Looks like we've got a lot of categories to cover here. "Coming-of-Age" is an easy one. Jim starts the story as a ten-year-old and we follow him through puberty to the ripe old age of 22-ish before we jump to him as an adult. In other words, the novel covers those vital, growing-up years, and focuses on such issues as burgeoning sexuality, gender roles, and social politics.
If you want to think of the novel as a story of romance, you're going to have to admit that it's a non-traditional romance at best. There's no actual physical anything between the hero and his love (Ántonia). For most of the novel we're not even sure if Jim's feelings for Ántonia are anything other than platonic (see "Characters" for more).
We classify My Ántonia as "Roman à clef" (novel with a key, or a novel based on real people and events) and "Historical Fiction" because Cather based the people, places, and events of the novel on her own experiences growing up in Nebraska. We also need to keep in mind that the story is historically accurate when it comes to the social atmosphere of the American West around the turn of the century. It's not only a fun literary read, but an insightful slice-of-historical-life.
Lastly, we have "Modernism" to address. Cather's novel isn't a typical "modernist" novel, but it does anticipate the modernist trend that would come shortly after its publication in one important way: the passage of time. My Ántonia is largely episodic. We get isolated anecdotes from Jim's childhood rather than a steady, slow-moving storyline. We jump twenty years in between chapters, leaving the characters in one time and place and joining them in another. This rendering of time anticipates modernist novels which take the non-standard time rendering idea even further, breaking from linearity and moving both forward and backward, or in fact disregarding intelligible plots altogether.
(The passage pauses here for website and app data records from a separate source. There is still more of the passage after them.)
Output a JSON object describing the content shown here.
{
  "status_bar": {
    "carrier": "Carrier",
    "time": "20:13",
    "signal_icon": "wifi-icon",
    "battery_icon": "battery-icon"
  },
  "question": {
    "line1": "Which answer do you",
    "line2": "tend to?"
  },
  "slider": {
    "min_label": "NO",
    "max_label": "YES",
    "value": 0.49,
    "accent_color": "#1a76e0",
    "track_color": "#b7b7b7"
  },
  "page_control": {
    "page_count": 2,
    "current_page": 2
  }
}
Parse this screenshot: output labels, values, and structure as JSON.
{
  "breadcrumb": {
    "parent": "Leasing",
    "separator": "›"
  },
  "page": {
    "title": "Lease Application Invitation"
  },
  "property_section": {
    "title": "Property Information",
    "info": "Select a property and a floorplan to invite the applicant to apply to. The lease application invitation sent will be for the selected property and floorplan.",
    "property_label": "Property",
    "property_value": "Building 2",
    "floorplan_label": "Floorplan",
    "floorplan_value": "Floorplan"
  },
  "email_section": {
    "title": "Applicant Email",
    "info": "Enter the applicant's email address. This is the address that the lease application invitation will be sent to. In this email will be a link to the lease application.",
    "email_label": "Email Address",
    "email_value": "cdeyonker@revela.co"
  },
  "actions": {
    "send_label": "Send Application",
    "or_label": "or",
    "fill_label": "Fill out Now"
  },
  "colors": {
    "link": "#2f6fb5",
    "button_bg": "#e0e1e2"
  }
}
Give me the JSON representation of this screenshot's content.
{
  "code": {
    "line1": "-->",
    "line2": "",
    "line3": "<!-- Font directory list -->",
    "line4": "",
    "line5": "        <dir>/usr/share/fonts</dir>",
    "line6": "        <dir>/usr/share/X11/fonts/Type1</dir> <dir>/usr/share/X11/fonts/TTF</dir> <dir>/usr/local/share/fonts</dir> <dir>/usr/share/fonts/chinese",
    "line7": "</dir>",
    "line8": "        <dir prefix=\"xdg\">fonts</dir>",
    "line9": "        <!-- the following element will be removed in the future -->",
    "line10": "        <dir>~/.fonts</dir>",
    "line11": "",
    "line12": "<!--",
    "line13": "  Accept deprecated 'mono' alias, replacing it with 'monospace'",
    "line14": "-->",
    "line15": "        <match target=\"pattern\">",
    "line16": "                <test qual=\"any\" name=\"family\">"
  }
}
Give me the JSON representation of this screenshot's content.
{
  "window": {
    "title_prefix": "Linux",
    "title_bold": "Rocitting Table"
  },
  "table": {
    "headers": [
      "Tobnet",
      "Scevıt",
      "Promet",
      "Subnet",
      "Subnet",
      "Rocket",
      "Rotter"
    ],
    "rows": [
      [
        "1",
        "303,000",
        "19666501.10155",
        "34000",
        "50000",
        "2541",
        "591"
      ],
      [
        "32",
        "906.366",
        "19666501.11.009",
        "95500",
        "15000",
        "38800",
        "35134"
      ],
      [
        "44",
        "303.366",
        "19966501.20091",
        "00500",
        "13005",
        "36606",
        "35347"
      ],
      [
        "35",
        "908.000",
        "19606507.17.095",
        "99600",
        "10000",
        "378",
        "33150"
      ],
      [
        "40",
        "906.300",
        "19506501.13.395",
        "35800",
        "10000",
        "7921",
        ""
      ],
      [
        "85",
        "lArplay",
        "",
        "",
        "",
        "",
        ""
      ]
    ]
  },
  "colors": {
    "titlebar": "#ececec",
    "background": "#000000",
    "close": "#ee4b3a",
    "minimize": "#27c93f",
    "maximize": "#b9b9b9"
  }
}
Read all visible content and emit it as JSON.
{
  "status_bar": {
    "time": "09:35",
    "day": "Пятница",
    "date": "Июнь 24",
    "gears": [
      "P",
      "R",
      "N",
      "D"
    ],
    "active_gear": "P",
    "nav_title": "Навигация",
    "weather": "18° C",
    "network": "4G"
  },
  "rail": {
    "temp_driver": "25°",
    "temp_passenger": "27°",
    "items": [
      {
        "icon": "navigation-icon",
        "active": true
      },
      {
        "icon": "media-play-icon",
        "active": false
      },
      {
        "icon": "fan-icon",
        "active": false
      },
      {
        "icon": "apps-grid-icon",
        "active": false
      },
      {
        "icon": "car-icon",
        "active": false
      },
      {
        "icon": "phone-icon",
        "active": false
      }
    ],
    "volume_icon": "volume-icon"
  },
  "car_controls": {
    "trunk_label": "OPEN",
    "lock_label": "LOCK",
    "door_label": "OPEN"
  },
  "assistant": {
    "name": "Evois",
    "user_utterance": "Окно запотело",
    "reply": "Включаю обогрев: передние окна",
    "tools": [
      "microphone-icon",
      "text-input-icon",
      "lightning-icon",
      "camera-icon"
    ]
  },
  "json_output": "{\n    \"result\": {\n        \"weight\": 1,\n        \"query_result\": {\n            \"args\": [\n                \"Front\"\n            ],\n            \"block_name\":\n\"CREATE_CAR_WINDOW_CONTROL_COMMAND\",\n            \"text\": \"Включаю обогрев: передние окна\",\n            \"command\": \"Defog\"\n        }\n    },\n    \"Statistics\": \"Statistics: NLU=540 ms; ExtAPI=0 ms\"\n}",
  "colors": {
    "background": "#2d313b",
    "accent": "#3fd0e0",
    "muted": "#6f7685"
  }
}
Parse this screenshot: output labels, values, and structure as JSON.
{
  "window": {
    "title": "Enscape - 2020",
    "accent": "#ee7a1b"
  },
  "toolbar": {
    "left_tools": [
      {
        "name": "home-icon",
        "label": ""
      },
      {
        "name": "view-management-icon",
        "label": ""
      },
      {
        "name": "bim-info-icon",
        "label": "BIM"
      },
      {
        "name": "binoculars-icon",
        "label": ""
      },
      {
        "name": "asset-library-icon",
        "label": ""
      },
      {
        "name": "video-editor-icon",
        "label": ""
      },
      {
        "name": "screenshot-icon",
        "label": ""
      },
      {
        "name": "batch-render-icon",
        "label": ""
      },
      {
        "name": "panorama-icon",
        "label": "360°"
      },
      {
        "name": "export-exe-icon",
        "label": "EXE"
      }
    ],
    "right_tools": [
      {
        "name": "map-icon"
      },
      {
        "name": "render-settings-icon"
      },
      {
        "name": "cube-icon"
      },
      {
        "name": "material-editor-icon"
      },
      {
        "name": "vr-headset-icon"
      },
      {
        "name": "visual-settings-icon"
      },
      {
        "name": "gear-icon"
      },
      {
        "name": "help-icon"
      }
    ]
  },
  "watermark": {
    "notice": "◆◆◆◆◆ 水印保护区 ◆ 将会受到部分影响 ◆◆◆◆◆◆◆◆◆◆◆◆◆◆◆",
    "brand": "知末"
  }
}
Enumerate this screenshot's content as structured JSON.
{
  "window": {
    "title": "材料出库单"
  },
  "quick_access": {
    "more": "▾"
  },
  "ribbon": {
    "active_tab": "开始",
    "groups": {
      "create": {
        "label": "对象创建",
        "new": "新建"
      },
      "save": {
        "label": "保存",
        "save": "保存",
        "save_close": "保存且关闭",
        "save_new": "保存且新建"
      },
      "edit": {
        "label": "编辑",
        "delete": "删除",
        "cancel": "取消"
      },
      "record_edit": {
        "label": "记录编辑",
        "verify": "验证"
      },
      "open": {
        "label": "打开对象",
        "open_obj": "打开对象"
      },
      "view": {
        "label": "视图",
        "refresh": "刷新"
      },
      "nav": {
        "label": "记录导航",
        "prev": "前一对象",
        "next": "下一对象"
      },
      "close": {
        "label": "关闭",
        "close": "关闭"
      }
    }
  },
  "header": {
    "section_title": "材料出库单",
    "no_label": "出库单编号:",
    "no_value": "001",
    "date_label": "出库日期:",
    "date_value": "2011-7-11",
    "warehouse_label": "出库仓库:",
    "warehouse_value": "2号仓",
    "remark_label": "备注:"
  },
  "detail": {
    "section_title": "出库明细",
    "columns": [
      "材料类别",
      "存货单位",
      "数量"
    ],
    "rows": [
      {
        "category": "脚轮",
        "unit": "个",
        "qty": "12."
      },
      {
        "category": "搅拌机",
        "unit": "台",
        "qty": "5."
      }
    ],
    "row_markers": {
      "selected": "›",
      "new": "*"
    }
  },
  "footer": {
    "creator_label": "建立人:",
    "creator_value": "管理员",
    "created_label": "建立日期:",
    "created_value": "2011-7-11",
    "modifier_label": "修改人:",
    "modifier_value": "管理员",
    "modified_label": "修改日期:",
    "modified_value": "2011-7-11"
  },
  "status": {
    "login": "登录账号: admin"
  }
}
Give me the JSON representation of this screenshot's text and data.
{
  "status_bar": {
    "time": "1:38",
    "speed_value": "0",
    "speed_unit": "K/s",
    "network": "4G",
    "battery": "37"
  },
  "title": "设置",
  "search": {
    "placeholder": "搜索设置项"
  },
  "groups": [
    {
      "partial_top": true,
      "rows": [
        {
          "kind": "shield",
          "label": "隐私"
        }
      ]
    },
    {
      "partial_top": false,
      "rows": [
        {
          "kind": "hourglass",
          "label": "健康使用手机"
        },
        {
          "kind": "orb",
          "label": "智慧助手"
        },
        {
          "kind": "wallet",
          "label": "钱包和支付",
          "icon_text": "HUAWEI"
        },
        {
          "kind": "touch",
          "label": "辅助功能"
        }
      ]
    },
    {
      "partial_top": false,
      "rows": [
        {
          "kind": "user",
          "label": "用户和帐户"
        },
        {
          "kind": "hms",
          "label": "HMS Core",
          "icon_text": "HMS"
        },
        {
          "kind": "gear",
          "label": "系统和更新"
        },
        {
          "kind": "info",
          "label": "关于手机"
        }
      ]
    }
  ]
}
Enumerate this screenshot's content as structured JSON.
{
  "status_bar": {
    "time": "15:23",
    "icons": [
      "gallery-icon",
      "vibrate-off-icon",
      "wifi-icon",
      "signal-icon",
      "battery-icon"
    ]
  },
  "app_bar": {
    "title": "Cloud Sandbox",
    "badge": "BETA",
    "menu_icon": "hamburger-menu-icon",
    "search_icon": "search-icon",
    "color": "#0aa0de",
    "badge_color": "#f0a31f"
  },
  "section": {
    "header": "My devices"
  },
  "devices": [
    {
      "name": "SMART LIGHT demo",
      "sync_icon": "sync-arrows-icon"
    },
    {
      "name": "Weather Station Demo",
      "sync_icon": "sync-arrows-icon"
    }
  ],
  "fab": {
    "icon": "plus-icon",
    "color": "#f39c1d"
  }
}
Cather, however, wasn't too experimental, and we can follow the storyline of Ántonia with ease.